-- Description of the task --
Don't include any picture when you restate the data word for word.

[Data records for software interfaces]
• • • •

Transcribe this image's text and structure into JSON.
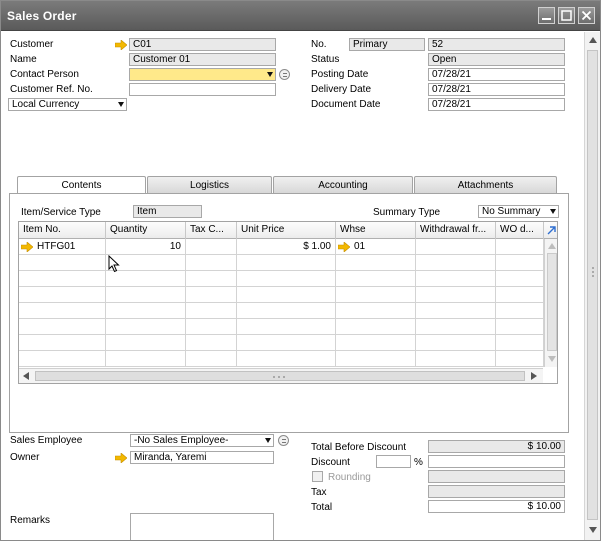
{
  "window": {
    "title": "Sales Order"
  },
  "header_left": {
    "customer_label": "Customer",
    "customer_value": "C01",
    "name_label": "Name",
    "name_value": "Customer 01",
    "contact_label": "Contact Person",
    "contact_value": "",
    "ref_label": "Customer Ref. No.",
    "ref_value": "",
    "currency_value": "Local Currency"
  },
  "header_right": {
    "no_label": "No.",
    "no_series": "Primary",
    "no_value": "52",
    "status_label": "Status",
    "status_value": "Open",
    "posting_label": "Posting Date",
    "posting_value": "07/28/21",
    "delivery_label": "Delivery Date",
    "delivery_value": "07/28/21",
    "document_label": "Document Date",
    "document_value": "07/28/21"
  },
  "tabs": [
    {
      "label": "Contents",
      "active": true
    },
    {
      "label": "Logistics",
      "active": false
    },
    {
      "label": "Accounting",
      "active": false
    },
    {
      "label": "Attachments",
      "active": false
    }
  ],
  "contents": {
    "item_type_label": "Item/Service Type",
    "item_type_value": "Item",
    "summary_label": "Summary Type",
    "summary_value": "No Summary",
    "columns": [
      "Item No.",
      "Quantity",
      "Tax C...",
      "Unit Price",
      "Whse",
      "Withdrawal fr...",
      "WO d..."
    ],
    "rows": [
      {
        "item_no": "HTFG01",
        "quantity": "10",
        "tax": "",
        "unit_price": "$ 1.00",
        "whse": "01",
        "withdrawal": "",
        "wo": ""
      }
    ]
  },
  "footer_left": {
    "sales_emp_label": "Sales Employee",
    "sales_emp_value": "-No Sales Employee-",
    "owner_label": "Owner",
    "owner_value": "Miranda, Yaremi",
    "remarks_label": "Remarks",
    "remarks_value": ""
  },
  "footer_right": {
    "tbd_label": "Total Before Discount",
    "tbd_value": "$ 10.00",
    "discount_label": "Discount",
    "discount_pct": "",
    "pct_sign": "%",
    "discount_value": "",
    "rounding_label": "Rounding",
    "tax_label": "Tax",
    "tax_value": "",
    "total_label": "Total",
    "total_value": "$ 10.00"
  },
  "colors": {
    "link_arrow": "#f3b800",
    "mandatory_yellow": "#ffe98a",
    "titlebar": "#6b6b6b"
  }
}
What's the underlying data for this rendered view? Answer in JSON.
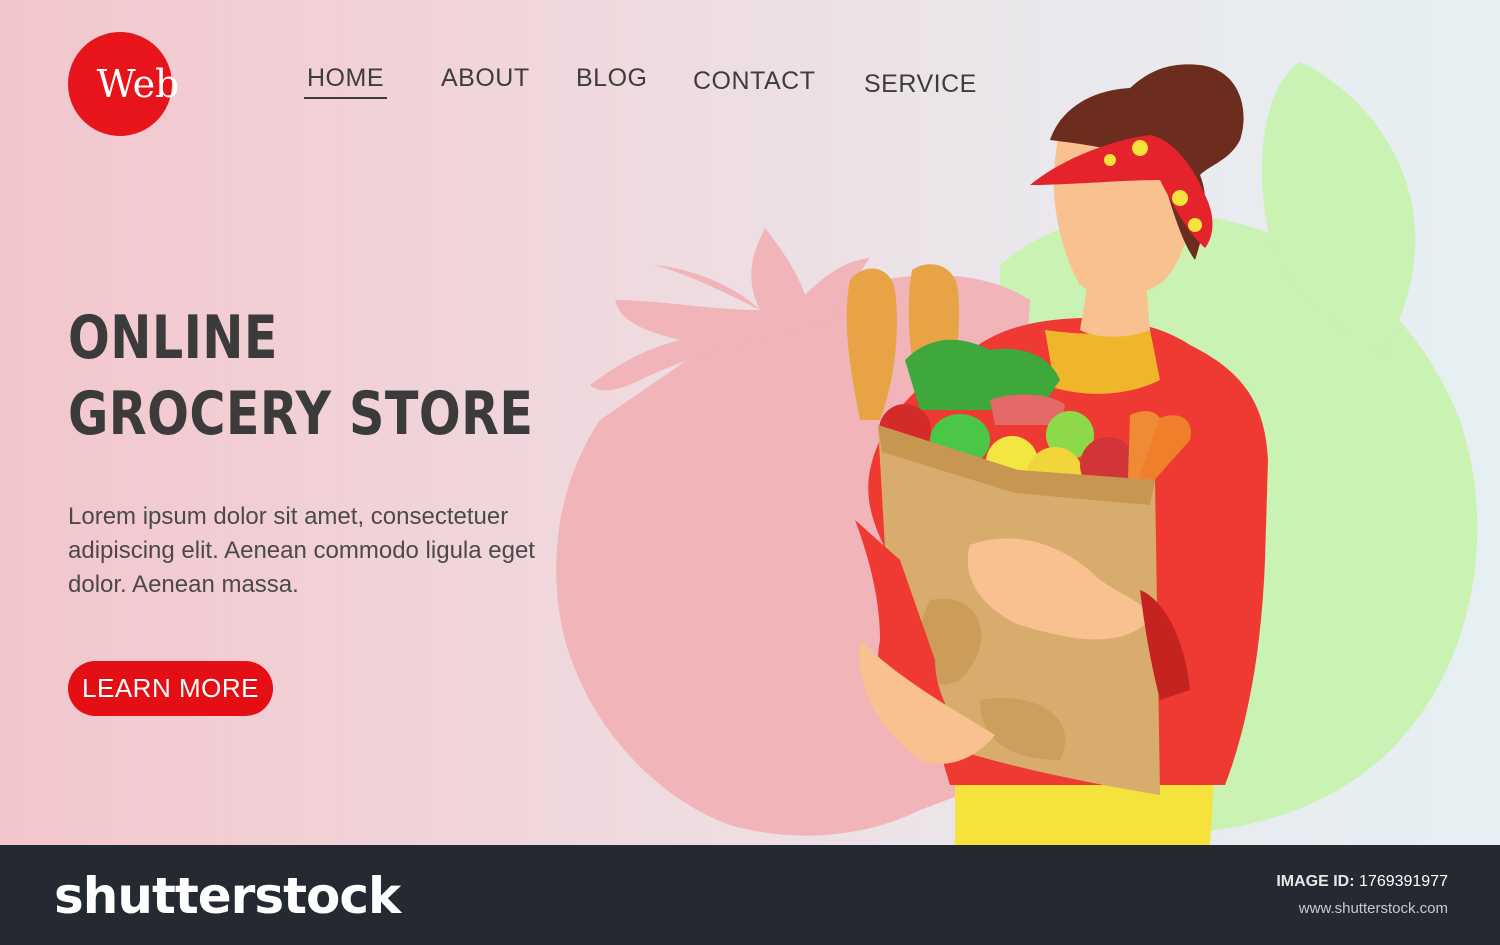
{
  "logo": {
    "text": "Web",
    "color": "#e8141b"
  },
  "nav": {
    "items": [
      {
        "label": "HOME",
        "active": true
      },
      {
        "label": "ABOUT"
      },
      {
        "label": "BLOG"
      },
      {
        "label": "CONTACT"
      },
      {
        "label": "SERVICE"
      }
    ]
  },
  "hero": {
    "title_line1": "ONLINE",
    "title_line2": "GROCERY STORE",
    "description": "Lorem ipsum dolor sit amet, consectetuer adipiscing elit. Aenean commodo ligula eget dolor. Aenean massa.",
    "cta_label": "LEARN MORE"
  },
  "footer": {
    "brand": "shutterstock",
    "image_id_label": "IMAGE ID:",
    "image_id": "1769391977",
    "site": "www.shutterstock.com"
  },
  "colors": {
    "accent": "#e30f14",
    "footer_bg": "#252a32",
    "tomato_pink": "#f0b4b9",
    "leaf_green": "#c9f2b3"
  }
}
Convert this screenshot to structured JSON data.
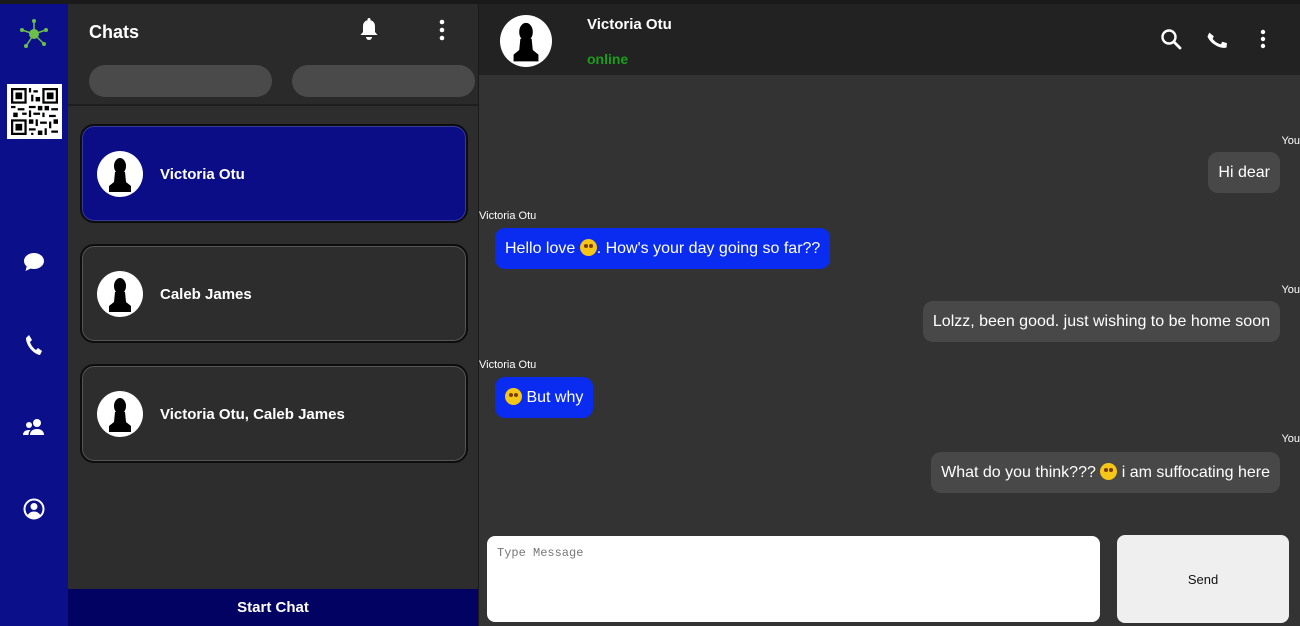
{
  "rail": {
    "icons": [
      "network-logo-icon",
      "qr-code-icon",
      "chat-icon",
      "phone-icon",
      "contacts-icon",
      "profile-icon"
    ],
    "accent": "#0b0f8a"
  },
  "chats_panel": {
    "title": "Chats",
    "items": [
      {
        "name": "Victoria Otu",
        "active": true
      },
      {
        "name": "Caleb James",
        "active": false
      },
      {
        "name": "Victoria Otu, Caleb James",
        "active": false
      }
    ],
    "start_chat_label": "Start Chat"
  },
  "conversation": {
    "contact_name": "Victoria Otu",
    "status": "online",
    "status_color": "#1b9e1b",
    "messages": [
      {
        "sender": "You",
        "direction": "out",
        "text": "Hi dear"
      },
      {
        "sender": "Victoria Otu",
        "direction": "in",
        "text_before": "Hello love ",
        "emoji": "star-struck-emoji",
        "text_after": ". How's your day going so far??"
      },
      {
        "sender": "You",
        "direction": "out",
        "text": "Lolzz, been good. just wishing to be home soon"
      },
      {
        "sender": "Victoria Otu",
        "direction": "in",
        "emoji": "rofl-emoji",
        "text_after": " But why"
      },
      {
        "sender": "You",
        "direction": "out",
        "text_before": "What do you think??? ",
        "emoji": "rofl-emoji",
        "text_after": " i am suffocating here"
      }
    ],
    "composer_placeholder": "Type Message",
    "send_label": "Send",
    "incoming_bubble_color": "#0a2cf0",
    "outgoing_bubble_color": "#484848"
  }
}
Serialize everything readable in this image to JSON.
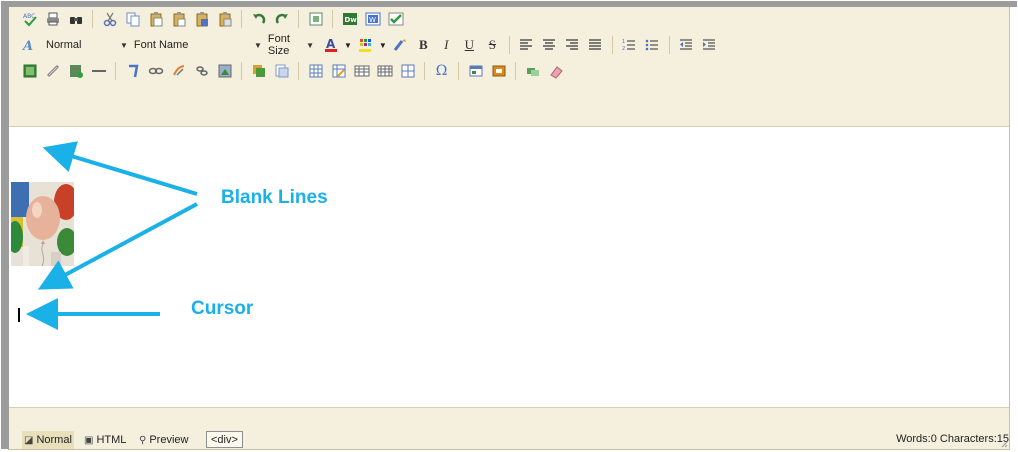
{
  "toolbar": {
    "paragraph_style": "Normal",
    "font_name": "Font Name",
    "font_size": "Font Size",
    "row1_icons": [
      "spellcheck-icon",
      "print-icon",
      "find-icon",
      "cut-icon",
      "copy-icon",
      "paste-icon",
      "paste-text-icon",
      "paste-word-icon",
      "undo-icon",
      "redo-icon",
      "select-all-icon",
      "dreamweaver-icon",
      "word-icon",
      "checkmark-icon"
    ],
    "row3_icons": [
      "insert-image-icon",
      "insert-link-icon",
      "insert-media-icon",
      "horizontal-rule-icon",
      "insert-anchor-icon",
      "link-icon",
      "unlink-icon",
      "hyperlink-icon",
      "image-map-icon",
      "insert-form-icon",
      "insert-template-icon",
      "insert-table-icon",
      "table-properties-icon",
      "insert-row-icon",
      "insert-column-icon",
      "cell-properties-icon",
      "special-character-icon",
      "insert-box-icon",
      "insert-box-alt-icon",
      "insert-layer-icon",
      "eraser-icon"
    ]
  },
  "annotations": {
    "blank_lines": "Blank Lines",
    "cursor": "Cursor"
  },
  "statusbar": {
    "normal": "Normal",
    "html": "HTML",
    "preview": "Preview",
    "tag": "<div>",
    "count": "Words:0 Characters:15"
  },
  "colors": {
    "accent": "#1ab0e8",
    "toolbar_bg": "#f4f0dd"
  }
}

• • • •

-- Answer to the exercise --
Transcribe this image's text and structure into JSON.
{
  "window": {
    "title": "Sales Order"
  },
  "header_left": {
    "customer_label": "Customer",
    "customer_value": "C01",
    "name_label": "Name",
    "name_value": "Customer 01",
    "contact_label": "Contact Person",
    "contact_value": "",
    "ref_label": "Customer Ref. No.",
    "ref_value": "",
    "currency_value": "Local Currency"
  },
  "header_right": {
    "no_label": "No.",
    "no_series": "Primary",
    "no_value": "52",
    "status_label": "Status",
    "status_value": "Open",
    "posting_label": "Posting Date",
    "posting_value": "07/28/21",
    "delivery_label": "Delivery Date",
    "delivery_value": "07/28/21",
    "document_label": "Document Date",
    "document_value": "07/28/21"
  },
  "tabs": [
    {
      "label": "Contents",
      "active": true
    },
    {
      "label": "Logistics",
      "active": false
    },
    {
      "label": "Accounting",
      "active": false
    },
    {
      "label": "Attachments",
      "active": false
    }
  ],
  "contents": {
    "item_type_label": "Item/Service Type",
    "item_type_value": "Item",
    "summary_label": "Summary Type",
    "summary_value": "No Summary",
    "columns": [
      "Item No.",
      "Quantity",
      "Tax C...",
      "Unit Price",
      "Whse",
      "Withdrawal fr...",
      "WO d..."
    ],
    "rows": [
      {
        "item_no": "HTFG01",
        "quantity": "10",
        "tax": "",
        "unit_price": "$ 1.00",
        "whse": "01",
        "withdrawal": "",
        "wo": ""
      }
    ]
  },
  "footer_left": {
    "sales_emp_label": "Sales Employee",
    "sales_emp_value": "-No Sales Employee-",
    "owner_label": "Owner",
    "owner_value": "Miranda, Yaremi",
    "remarks_label": "Remarks",
    "remarks_value": ""
  },
  "footer_right": {
    "tbd_label": "Total Before Discount",
    "tbd_value": "$ 10.00",
    "discount_label": "Discount",
    "discount_pct": "",
    "pct_sign": "%",
    "discount_value": "",
    "rounding_label": "Rounding",
    "tax_label": "Tax",
    "tax_value": "",
    "total_label": "Total",
    "total_value": "$ 10.00"
  },
  "colors": {
    "link_arrow": "#f3b800",
    "mandatory_yellow": "#ffe98a",
    "titlebar": "#6b6b6b"
  }
}
What's the underlying data for this rendered view? Answer in JSON.
{
  "logo": {
    "text": "Web",
    "color": "#e8141b"
  },
  "nav": {
    "items": [
      {
        "label": "HOME",
        "active": true
      },
      {
        "label": "ABOUT"
      },
      {
        "label": "BLOG"
      },
      {
        "label": "CONTACT"
      },
      {
        "label": "SERVICE"
      }
    ]
  },
  "hero": {
    "title_line1": "ONLINE",
    "title_line2": "GROCERY STORE",
    "description": "Lorem ipsum dolor sit amet, consectetuer adipiscing elit. Aenean commodo ligula eget dolor. Aenean massa.",
    "cta_label": "LEARN MORE"
  },
  "footer": {
    "brand": "shutterstock",
    "image_id_label": "IMAGE ID:",
    "image_id": "1769391977",
    "site": "www.shutterstock.com"
  },
  "colors": {
    "accent": "#e30f14",
    "footer_bg": "#252a32",
    "tomato_pink": "#f0b4b9",
    "leaf_green": "#c9f2b3"
  }
}
Convert this screenshot to structured JSON data.
{
  "rail": {
    "icons": [
      "network-logo-icon",
      "qr-code-icon",
      "chat-icon",
      "phone-icon",
      "contacts-icon",
      "profile-icon"
    ],
    "accent": "#0b0f8a"
  },
  "chats_panel": {
    "title": "Chats",
    "items": [
      {
        "name": "Victoria Otu",
        "active": true
      },
      {
        "name": "Caleb James",
        "active": false
      },
      {
        "name": "Victoria Otu, Caleb James",
        "active": false
      }
    ],
    "start_chat_label": "Start Chat"
  },
  "conversation": {
    "contact_name": "Victoria Otu",
    "status": "online",
    "status_color": "#1b9e1b",
    "messages": [
      {
        "sender": "You",
        "direction": "out",
        "text": "Hi dear"
      },
      {
        "sender": "Victoria Otu",
        "direction": "in",
        "text_before": "Hello love ",
        "emoji": "star-struck-emoji",
        "text_after": ". How's your day going so far??"
      },
      {
        "sender": "You",
        "direction": "out",
        "text": "Lolzz, been good. just wishing to be home soon"
      },
      {
        "sender": "Victoria Otu",
        "direction": "in",
        "emoji": "rofl-emoji",
        "text_after": " But why"
      },
      {
        "sender": "You",
        "direction": "out",
        "text_before": "What do you think??? ",
        "emoji": "rofl-emoji",
        "text_after": " i am suffocating here"
      }
    ],
    "composer_placeholder": "Type Message",
    "send_label": "Send",
    "incoming_bubble_color": "#0a2cf0",
    "outgoing_bubble_color": "#484848"
  }
}
Serialize everything readable in this image to JSON.
{
  "toolbar": {
    "paragraph_style": "Normal",
    "font_name": "Font Name",
    "font_size": "Font Size",
    "row1_icons": [
      "spellcheck-icon",
      "print-icon",
      "find-icon",
      "cut-icon",
      "copy-icon",
      "paste-icon",
      "paste-text-icon",
      "paste-word-icon",
      "undo-icon",
      "redo-icon",
      "select-all-icon",
      "dreamweaver-icon",
      "word-icon",
      "checkmark-icon"
    ],
    "row3_icons": [
      "insert-image-icon",
      "insert-link-icon",
      "insert-media-icon",
      "horizontal-rule-icon",
      "insert-anchor-icon",
      "link-icon",
      "unlink-icon",
      "hyperlink-icon",
      "image-map-icon",
      "insert-form-icon",
      "insert-template-icon",
      "insert-table-icon",
      "table-properties-icon",
      "insert-row-icon",
      "insert-column-icon",
      "cell-properties-icon",
      "special-character-icon",
      "insert-box-icon",
      "insert-box-alt-icon",
      "insert-layer-icon",
      "eraser-icon"
    ]
  },
  "annotations": {
    "blank_lines": "Blank Lines",
    "cursor": "Cursor"
  },
  "statusbar": {
    "normal": "Normal",
    "html": "HTML",
    "preview": "Preview",
    "tag": "<div>",
    "count": "Words:0 Characters:15"
  },
  "colors": {
    "accent": "#1ab0e8",
    "toolbar_bg": "#f4f0dd"
  }
}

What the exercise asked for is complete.